ophrys's picture


Observed: 3rd February 2013 By: ophrys
Yorkshire Naturalists' Union
ophrys’s reputation in Plantsophrys’s reputation in Plantsophrys’s reputation in Plantsophrys’s reputation in Plantsophrys’s reputation in Plants
fasciated b
fasciated d
fasciated c

Several Salix which were coppiced last year have developed these broad, flat stems, covered in buds. I have seen it before, but never so commonly as at the moment...is there something which might have caused so many stems to develop this way?

Species interactions

No interactions present.

Species with which Goat Willow (Salix caprea) interacts


Thistle's picture


Viruses, fungi and bacteria are all possible causes of fasciation.
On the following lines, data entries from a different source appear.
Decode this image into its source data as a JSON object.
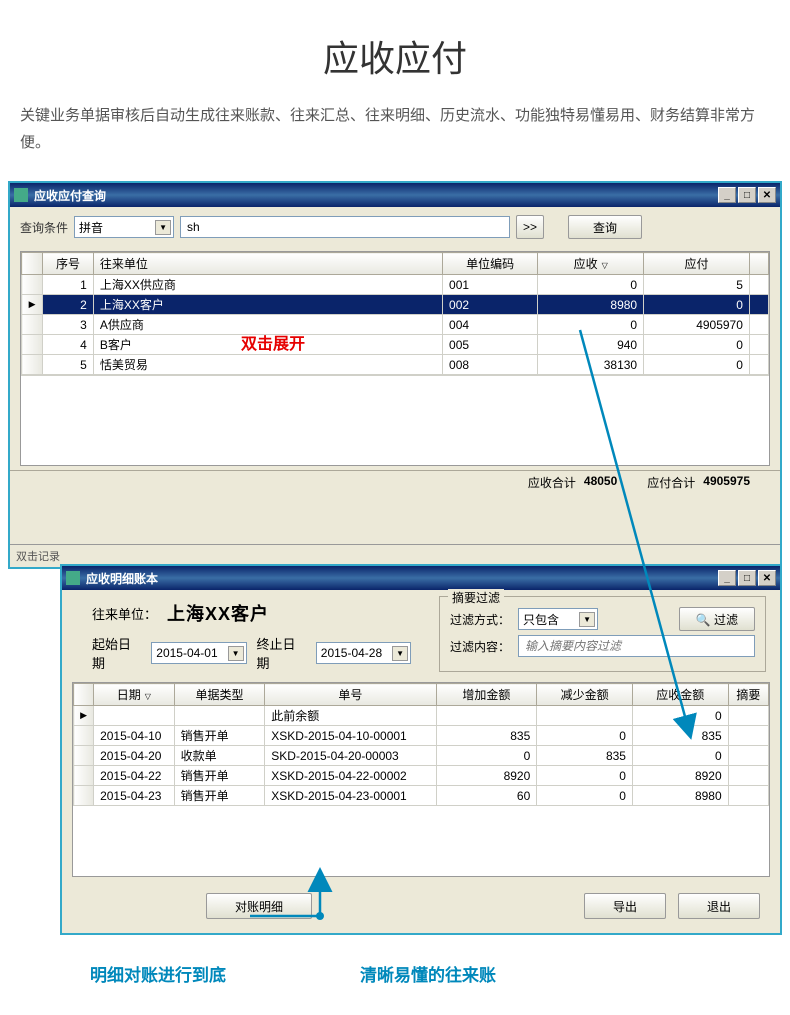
{
  "page": {
    "title": "应收应付",
    "description": "关键业务单据审核后自动生成往来账款、往来汇总、往来明细、历史流水、功能独特易懂易用、财务结算非常方便。"
  },
  "window1": {
    "title": "应收应付查询",
    "query_label": "查询条件",
    "query_type": "拼音",
    "query_value": "sh",
    "query_btn": "查询",
    "columns": [
      "序号",
      "往来单位",
      "单位编码",
      "应收",
      "应付"
    ],
    "rows": [
      {
        "no": "1",
        "unit": "上海XX供应商",
        "code": "001",
        "recv": "0",
        "pay": "5"
      },
      {
        "no": "2",
        "unit": "上海XX客户",
        "code": "002",
        "recv": "8980",
        "pay": "0"
      },
      {
        "no": "3",
        "unit": "A供应商",
        "code": "004",
        "recv": "0",
        "pay": "4905970"
      },
      {
        "no": "4",
        "unit": "B客户",
        "code": "005",
        "recv": "940",
        "pay": "0"
      },
      {
        "no": "5",
        "unit": "恬美贸易",
        "code": "008",
        "recv": "38130",
        "pay": "0"
      }
    ],
    "sum_recv_label": "应收合计",
    "sum_recv": "48050",
    "sum_pay_label": "应付合计",
    "sum_pay": "4905975",
    "status": "双击记录",
    "overlay_note": "双击展开"
  },
  "window2": {
    "title": "应收明细账本",
    "unit_label": "往来单位：",
    "unit_value": "上海XX客户",
    "start_label": "起始日期",
    "start_value": "2015-04-01",
    "end_label": "终止日期",
    "end_value": "2015-04-28",
    "filter_legend": "摘要过滤",
    "filter_mode_label": "过滤方式：",
    "filter_mode": "只包含",
    "filter_btn": "过滤",
    "filter_content_label": "过滤内容：",
    "filter_content_placeholder": "输入摘要内容过滤",
    "columns": [
      "日期",
      "单据类型",
      "单号",
      "增加金额",
      "减少金额",
      "应收金额",
      "摘要"
    ],
    "opening_label": "此前余额",
    "rows": [
      {
        "date": "",
        "type": "",
        "no": "此前余额",
        "inc": "",
        "dec": "",
        "bal": "0",
        "memo": ""
      },
      {
        "date": "2015-04-10",
        "type": "销售开单",
        "no": "XSKD-2015-04-10-00001",
        "inc": "835",
        "dec": "0",
        "bal": "835",
        "memo": ""
      },
      {
        "date": "2015-04-20",
        "type": "收款单",
        "no": "SKD-2015-04-20-00003",
        "inc": "0",
        "dec": "835",
        "bal": "0",
        "memo": ""
      },
      {
        "date": "2015-04-22",
        "type": "销售开单",
        "no": "XSKD-2015-04-22-00002",
        "inc": "8920",
        "dec": "0",
        "bal": "8920",
        "memo": ""
      },
      {
        "date": "2015-04-23",
        "type": "销售开单",
        "no": "XSKD-2015-04-23-00001",
        "inc": "60",
        "dec": "0",
        "bal": "8980",
        "memo": ""
      }
    ],
    "btn_detail": "对账明细",
    "btn_export": "导出",
    "btn_exit": "退出"
  },
  "annotations": {
    "left": "明细对账进行到底",
    "right": "清晰易懂的往来账"
  },
  "icons": {
    "minimize": "_",
    "maximize": "□",
    "close": "✕",
    "dropdown": "▼",
    "nav": ">>",
    "search": "🔍"
  }
}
Both fungi and bacteria like damp conditions so may have thrived over the last 18 months.

w00dyphyl's picture

We see it a lot with

We see it a lot with Forsythia and Veronicastrum, if I remember correctly its caused when the normally dome shaped apical merisrem becomes distorted to a crescent shape (a section of the fasciated material would be this shape). This I think is caused by an external factor in addition to the ones mentioned above ive read frost can also contribute

ophrys's picture


Bearing in mind the exposed location and the weather this early winter, that might make sense. It was the number of stems affected that was unusual...so something like frost would fit with that. We'll never know, I suppose!


Edit: Those stems will have grown up before these last frosts, of course! Maybe last winter, then...


My Flickr photos...


w00dyphyl's picture

Yes it would have effect it

Yes it would have effect it early on in growth youre are right so perhaps the buds were damaged early the season. Nearly all the stems on two seperate Veronicastrum plants were affected where I work yet the Forsythia ( which is prone to fasciation) had hardly any but was found on the more exposed side ( coincidence perhaps).